Petroleum geology’s advancement as a source of prosperity and a driver of human industry and progress around the world is the essence of AAPG’s mission – and nowhere is the ground more fertile for that mission to bear fruit than in the Middle East.
As we all know, the Arabian Plate has been blessed with an enormous endowment of oil and gas.
This relatively small plate, which occupies less than 4 percent of the earth’s land surface, contains more than 50 percent of the world’s known oil reserves and more than 40 percent of the natural gas reserves, according to BP’s 2012 Statistical Review of World Energy.
The richness in natural hydrocarbon occurrence in the Middle East can be attributed to many favorable geological factors.
- From a geographical perspective, its position in the north facing of the Gondwana margin allowed the deposition of prolific cycles of reservoir, seal and rich source rocks. Large areas of the continental passive margin of the different phases of the Tethys Ocean were covered by extensive reservoirs, seals and source rocks.
- Extremely rich, oil-prone extensive source rocks blanketed the passive margins during the Paleozoic and Mesozoic times.
- The position around the equator during the Proterozoic yielded excellent carbonate reservoirs and exceedingly high organic richness.
- The trap formation in broad gentle structures preserved these resources and has benefitted ancient cultures of the Middle East and today’s modern global industrial societies alike.
Knowledge and use of hydrocarbons in the Middle East date back 4,000 years. In these times, asphalt, oil and gas seeps from underground hydrocarbons were used by ancient civilizations for lighting oil lamps and for heating and cooking (when mixed with camel dung).
Also, the “eternal fire” at Baba Gurgur, Iraq, has burned for more than 4,000 years and is one of many spiritual sites in the Middle East that has been used for worship over the millennia.
In recent years the large-scale development of the oil and gas reserves have transformed many Middle East countries from emerging to far-reaching global industrial economies.
Petroleum geology has played a key role in this transformation up to now, and will play an increasingly more important role in the future as Middle Eastern countries strive for the highest recovery rates in the world.
Achieving these high recovery rates requires a greater understanding of the subsurface, which calls for an even greater role for petroleum geology.
In fact, this role has caused the Middle East to become the global center of excellence for petroleum geology.
There are a number of factors that have caused the emergence of the Middle East to be a petroleum geology powerhouse, but four key pillars will support the growth and advancement of petroleum geology:

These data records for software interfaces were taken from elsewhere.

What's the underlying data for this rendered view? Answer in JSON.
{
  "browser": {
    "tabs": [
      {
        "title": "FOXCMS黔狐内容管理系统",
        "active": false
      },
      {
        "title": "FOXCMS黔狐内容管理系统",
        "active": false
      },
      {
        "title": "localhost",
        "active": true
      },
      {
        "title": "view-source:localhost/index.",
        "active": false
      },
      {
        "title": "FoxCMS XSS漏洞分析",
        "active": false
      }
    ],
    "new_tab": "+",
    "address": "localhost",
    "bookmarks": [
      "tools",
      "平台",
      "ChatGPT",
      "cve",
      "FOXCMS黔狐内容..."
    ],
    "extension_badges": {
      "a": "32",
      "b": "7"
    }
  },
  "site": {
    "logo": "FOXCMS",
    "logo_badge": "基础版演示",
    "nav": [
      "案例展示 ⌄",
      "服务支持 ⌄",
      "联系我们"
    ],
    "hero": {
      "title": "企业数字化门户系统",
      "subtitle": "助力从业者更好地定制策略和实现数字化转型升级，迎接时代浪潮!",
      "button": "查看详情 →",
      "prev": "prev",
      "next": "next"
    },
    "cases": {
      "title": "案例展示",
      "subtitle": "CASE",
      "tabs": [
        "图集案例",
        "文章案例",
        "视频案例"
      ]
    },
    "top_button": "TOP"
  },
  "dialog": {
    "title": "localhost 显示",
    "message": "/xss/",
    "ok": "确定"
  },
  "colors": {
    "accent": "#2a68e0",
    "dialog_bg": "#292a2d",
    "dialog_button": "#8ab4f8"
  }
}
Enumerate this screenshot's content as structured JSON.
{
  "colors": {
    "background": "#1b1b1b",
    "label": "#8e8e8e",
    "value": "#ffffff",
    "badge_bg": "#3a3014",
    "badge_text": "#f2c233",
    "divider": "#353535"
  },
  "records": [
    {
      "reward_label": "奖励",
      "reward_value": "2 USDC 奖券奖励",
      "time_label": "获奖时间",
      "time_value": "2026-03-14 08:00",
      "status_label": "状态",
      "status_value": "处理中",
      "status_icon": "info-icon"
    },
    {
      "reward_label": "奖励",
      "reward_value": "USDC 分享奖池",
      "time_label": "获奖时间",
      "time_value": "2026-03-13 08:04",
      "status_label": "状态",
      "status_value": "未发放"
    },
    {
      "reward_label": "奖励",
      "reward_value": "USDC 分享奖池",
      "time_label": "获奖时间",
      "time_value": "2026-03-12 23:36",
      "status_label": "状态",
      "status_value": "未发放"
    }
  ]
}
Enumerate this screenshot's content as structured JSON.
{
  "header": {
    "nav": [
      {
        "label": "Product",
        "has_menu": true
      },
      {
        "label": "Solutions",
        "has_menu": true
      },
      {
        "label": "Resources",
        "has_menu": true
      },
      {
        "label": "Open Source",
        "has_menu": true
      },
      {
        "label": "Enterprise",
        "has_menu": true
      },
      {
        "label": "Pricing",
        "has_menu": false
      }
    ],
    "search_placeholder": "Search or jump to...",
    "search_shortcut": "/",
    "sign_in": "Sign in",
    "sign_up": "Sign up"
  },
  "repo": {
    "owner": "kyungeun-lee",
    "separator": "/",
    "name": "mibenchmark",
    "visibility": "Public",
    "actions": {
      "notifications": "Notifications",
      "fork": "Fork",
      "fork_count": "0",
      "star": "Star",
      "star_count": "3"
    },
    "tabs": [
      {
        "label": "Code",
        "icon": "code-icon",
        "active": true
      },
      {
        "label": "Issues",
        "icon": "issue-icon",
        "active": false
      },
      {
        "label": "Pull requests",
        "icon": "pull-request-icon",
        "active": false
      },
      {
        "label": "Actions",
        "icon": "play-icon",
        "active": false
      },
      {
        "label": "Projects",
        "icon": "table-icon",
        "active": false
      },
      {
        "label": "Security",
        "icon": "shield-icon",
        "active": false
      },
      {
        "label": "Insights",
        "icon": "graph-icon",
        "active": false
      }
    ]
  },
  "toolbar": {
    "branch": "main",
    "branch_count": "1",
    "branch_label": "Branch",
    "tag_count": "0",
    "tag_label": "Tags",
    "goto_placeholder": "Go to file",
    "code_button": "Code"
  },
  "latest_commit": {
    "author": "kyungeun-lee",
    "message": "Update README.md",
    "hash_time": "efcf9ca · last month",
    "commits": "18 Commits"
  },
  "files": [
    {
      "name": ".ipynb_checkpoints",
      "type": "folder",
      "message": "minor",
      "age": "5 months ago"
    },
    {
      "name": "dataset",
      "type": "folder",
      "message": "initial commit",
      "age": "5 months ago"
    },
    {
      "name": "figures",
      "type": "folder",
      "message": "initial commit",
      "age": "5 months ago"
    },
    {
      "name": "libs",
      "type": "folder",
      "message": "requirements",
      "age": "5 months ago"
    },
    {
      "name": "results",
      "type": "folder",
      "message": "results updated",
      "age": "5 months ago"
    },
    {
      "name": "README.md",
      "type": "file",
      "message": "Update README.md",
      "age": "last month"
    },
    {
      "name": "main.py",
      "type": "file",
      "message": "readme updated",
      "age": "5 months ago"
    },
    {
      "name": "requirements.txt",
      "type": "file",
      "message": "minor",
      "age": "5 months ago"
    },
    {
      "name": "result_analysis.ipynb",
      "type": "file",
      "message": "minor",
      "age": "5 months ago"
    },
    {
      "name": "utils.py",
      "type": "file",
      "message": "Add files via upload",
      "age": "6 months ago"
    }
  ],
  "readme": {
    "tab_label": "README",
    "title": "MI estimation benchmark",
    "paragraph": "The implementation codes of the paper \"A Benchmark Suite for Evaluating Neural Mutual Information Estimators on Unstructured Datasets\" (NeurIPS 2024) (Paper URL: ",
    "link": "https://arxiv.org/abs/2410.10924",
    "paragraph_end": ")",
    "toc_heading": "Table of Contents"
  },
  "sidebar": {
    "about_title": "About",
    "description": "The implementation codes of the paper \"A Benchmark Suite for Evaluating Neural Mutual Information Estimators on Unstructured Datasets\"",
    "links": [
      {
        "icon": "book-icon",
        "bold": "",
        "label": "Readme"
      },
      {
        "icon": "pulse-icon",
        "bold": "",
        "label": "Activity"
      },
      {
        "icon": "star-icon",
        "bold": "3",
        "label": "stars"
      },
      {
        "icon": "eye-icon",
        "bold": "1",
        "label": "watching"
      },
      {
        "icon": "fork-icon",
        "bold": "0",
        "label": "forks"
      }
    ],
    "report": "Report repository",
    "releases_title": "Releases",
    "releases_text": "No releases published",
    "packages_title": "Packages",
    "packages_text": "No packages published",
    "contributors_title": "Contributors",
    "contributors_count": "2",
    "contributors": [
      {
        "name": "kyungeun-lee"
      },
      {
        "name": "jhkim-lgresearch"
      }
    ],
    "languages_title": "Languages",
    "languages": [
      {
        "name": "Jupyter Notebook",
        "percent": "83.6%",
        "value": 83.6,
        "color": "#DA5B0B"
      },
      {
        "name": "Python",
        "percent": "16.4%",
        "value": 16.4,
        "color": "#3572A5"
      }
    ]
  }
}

- As mentioned, the Middle East has the world’s largest oil and gas, and as these fields benefit from the latest technical innovation to ensure maximum recovery, they’ll continue to produce well into the future.
- The Middle East has outstanding sedimentary geology and a complete geologic column. Much of this column is exposed in surface outcrops that are mostly free of feature-covering vegetation.
- The Middle East has extremely prolific carbonate reservoirs. These difficult-to-understand reservoirs have provided – and will continue to provide – the rest of the world with marvelous opportunities for learning.
- The transition of many Middle East countries to knowledge-based economies has seen an extensive investment into post-secondary education. New universities in the Middle East bring new facilities through which to grow the instruction of petroleum geology.
The advancement of petroleum geology, which is at the heart of the AAPG organization mission, will continue to bring prosperity to humanity around the world. The Middle East is well positioned to lead this advancement in the coming years and decades ahead.